In his first full length collection, Donaghy's focus is on his adolescence in Philadelphia, growing up poor and disillusioned. These are passionate poems, dealing with the struggle of youth to make a place for itself and a life worth living. Many of Donaghy's characters don't have a lot to look forward to -- unfulfilling jobs, broken marriages; these characters will only know joy for a moment before entering the long descent into adulthood, and Donaghy captures these shining moments beautifully.

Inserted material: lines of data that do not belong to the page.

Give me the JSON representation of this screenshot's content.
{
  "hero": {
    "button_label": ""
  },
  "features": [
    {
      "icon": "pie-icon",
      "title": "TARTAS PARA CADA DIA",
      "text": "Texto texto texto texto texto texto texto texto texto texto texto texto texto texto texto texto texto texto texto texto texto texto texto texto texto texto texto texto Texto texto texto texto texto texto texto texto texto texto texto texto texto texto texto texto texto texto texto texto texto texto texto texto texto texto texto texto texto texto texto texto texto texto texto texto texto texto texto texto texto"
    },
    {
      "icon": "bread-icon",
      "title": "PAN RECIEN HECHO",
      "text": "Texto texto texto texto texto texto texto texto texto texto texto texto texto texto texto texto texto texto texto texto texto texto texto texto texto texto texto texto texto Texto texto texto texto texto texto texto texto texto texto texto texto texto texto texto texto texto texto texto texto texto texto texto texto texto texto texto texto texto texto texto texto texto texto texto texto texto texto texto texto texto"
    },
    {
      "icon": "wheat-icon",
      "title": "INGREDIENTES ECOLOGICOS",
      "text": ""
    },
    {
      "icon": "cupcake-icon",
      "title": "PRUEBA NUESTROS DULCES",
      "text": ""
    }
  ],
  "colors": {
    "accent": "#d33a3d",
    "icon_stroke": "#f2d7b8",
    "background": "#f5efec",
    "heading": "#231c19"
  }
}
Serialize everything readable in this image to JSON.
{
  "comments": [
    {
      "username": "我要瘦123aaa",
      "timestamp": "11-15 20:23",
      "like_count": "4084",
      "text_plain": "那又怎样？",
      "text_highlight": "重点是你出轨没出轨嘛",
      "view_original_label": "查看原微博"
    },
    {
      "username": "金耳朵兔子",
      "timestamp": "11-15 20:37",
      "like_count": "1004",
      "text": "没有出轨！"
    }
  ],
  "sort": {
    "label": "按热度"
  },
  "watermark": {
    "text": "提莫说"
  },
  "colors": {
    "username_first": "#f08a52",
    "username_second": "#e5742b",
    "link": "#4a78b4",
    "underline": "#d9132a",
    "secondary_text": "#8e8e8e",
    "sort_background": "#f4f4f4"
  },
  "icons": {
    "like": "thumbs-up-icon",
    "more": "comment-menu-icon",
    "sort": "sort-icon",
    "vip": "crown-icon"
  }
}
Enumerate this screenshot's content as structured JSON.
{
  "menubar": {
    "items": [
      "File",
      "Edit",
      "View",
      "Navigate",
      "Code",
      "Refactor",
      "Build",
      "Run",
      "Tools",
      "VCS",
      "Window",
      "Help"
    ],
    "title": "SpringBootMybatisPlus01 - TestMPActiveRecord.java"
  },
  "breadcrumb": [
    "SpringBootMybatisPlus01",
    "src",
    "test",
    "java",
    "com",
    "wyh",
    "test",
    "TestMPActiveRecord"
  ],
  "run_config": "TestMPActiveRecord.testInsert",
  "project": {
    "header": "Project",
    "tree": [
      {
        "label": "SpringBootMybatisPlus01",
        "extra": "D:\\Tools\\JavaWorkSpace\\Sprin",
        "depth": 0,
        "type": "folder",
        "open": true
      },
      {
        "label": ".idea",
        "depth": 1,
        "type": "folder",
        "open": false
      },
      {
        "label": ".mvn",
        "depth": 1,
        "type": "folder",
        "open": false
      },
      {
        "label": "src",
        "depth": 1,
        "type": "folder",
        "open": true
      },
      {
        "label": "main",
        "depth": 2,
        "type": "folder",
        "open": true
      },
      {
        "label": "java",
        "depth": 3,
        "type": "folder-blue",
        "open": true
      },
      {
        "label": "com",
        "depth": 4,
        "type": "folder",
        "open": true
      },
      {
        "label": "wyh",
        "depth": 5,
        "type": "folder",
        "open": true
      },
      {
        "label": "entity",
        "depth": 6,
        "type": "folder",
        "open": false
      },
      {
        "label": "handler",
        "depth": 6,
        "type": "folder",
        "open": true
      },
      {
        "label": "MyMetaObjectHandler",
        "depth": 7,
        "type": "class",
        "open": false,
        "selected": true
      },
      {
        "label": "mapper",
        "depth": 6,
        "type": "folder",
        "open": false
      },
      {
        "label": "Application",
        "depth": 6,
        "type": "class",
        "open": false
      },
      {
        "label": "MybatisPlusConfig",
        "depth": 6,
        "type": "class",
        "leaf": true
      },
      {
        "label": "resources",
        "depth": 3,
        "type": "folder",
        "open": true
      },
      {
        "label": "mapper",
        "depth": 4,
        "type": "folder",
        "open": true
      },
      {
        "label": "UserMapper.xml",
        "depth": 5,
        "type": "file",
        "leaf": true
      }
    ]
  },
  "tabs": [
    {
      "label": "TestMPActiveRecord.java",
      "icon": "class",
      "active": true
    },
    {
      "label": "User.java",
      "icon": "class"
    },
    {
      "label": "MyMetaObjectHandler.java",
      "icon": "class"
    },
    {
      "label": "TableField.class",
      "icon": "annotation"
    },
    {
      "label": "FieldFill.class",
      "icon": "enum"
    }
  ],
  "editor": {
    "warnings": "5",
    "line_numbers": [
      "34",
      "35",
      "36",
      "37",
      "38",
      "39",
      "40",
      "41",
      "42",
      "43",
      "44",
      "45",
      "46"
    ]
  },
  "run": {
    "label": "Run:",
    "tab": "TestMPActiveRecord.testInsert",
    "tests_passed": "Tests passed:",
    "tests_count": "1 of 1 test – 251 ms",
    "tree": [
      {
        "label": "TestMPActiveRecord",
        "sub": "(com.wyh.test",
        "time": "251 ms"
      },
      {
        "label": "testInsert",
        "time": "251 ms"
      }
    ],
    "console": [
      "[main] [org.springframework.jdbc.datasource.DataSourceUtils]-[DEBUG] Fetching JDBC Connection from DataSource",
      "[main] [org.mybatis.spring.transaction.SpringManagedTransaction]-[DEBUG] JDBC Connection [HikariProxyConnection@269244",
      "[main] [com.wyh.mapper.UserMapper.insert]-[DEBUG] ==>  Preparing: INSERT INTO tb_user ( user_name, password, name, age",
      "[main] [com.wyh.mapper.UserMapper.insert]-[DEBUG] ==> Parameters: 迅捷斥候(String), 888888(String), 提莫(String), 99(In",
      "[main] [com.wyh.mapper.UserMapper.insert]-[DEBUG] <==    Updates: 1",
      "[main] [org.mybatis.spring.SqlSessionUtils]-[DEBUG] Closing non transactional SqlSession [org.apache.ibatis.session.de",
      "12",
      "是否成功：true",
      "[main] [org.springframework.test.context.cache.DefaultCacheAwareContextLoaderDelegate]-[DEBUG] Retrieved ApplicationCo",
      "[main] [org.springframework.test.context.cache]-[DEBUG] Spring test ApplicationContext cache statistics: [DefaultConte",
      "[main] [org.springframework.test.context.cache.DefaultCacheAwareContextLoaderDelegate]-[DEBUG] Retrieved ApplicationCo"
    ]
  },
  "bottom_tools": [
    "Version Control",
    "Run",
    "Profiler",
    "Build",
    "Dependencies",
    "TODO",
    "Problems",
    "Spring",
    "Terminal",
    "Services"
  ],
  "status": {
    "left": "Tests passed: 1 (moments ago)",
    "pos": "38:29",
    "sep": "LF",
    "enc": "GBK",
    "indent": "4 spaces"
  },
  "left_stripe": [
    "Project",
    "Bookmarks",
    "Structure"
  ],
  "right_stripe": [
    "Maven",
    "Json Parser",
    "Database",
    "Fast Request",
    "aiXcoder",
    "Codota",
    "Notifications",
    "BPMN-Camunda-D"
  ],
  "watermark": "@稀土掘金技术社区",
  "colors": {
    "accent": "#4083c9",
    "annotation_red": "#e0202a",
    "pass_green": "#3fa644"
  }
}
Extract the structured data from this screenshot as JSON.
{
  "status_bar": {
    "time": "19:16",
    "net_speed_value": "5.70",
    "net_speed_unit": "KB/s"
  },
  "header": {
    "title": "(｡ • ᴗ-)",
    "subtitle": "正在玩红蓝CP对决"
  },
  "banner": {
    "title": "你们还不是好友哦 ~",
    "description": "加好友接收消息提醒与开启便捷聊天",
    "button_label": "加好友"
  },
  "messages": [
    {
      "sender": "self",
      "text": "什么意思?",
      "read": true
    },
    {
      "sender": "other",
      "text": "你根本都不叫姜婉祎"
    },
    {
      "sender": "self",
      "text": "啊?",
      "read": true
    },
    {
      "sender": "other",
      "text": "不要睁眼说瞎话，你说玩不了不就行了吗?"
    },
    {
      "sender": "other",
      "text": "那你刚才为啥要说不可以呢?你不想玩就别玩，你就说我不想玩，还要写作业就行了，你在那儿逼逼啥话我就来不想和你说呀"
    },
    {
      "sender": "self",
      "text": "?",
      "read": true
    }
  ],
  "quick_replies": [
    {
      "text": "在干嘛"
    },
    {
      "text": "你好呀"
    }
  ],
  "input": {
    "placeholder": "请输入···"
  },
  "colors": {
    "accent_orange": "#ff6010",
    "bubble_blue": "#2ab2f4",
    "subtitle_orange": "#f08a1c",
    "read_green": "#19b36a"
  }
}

Donaghy shows us portraits of characters damaged by life, war, poverty and unrequited dreams. In :Shrapnel," he describes a boy sitting with his father after a vicious argument between mother and father. Donaghy describes the conversation: "He (the father) tells me his first wife got pregnant/ by a skinny Italian, and that his eyes/ are bloodshot from tears, not beer." Later, the father presses the son's hand into the shrapnel wounds on his neck, and leaves us with this haunting image in order to, as the narrator says, "show me just how close/ I'd come to never being born." Of course Donaghy doesn't tell us whether the narrator thinks his birth was a positive thing; he leaves us with this unanswered question.
Donaghy's poems often show us people weighed down with life. In "Anchor," Donaghy describes Koreans the father shot in battle, adulteries he's committed. Finally the narrator imagins his father's sins "devour(ing) him bit by bit." Mistakes and bad choices dominate these lives. They're elbowing out space to live between their demons and trying to find peace, happiness, or just trying to get along. But even when they find something to hold on to, life can take it away, quick as a speeding car jumping a curb to clip a pedestrian, leaving the bystanders haunted, shaken. These poems are sudden and powerful and they leave the reader haunted, affected, looking back down the long train tunnel of youth, wondering how we got to be where we are, wondering if this is the light, and how did we ever make it here.
-Originally published in The Hollins Critic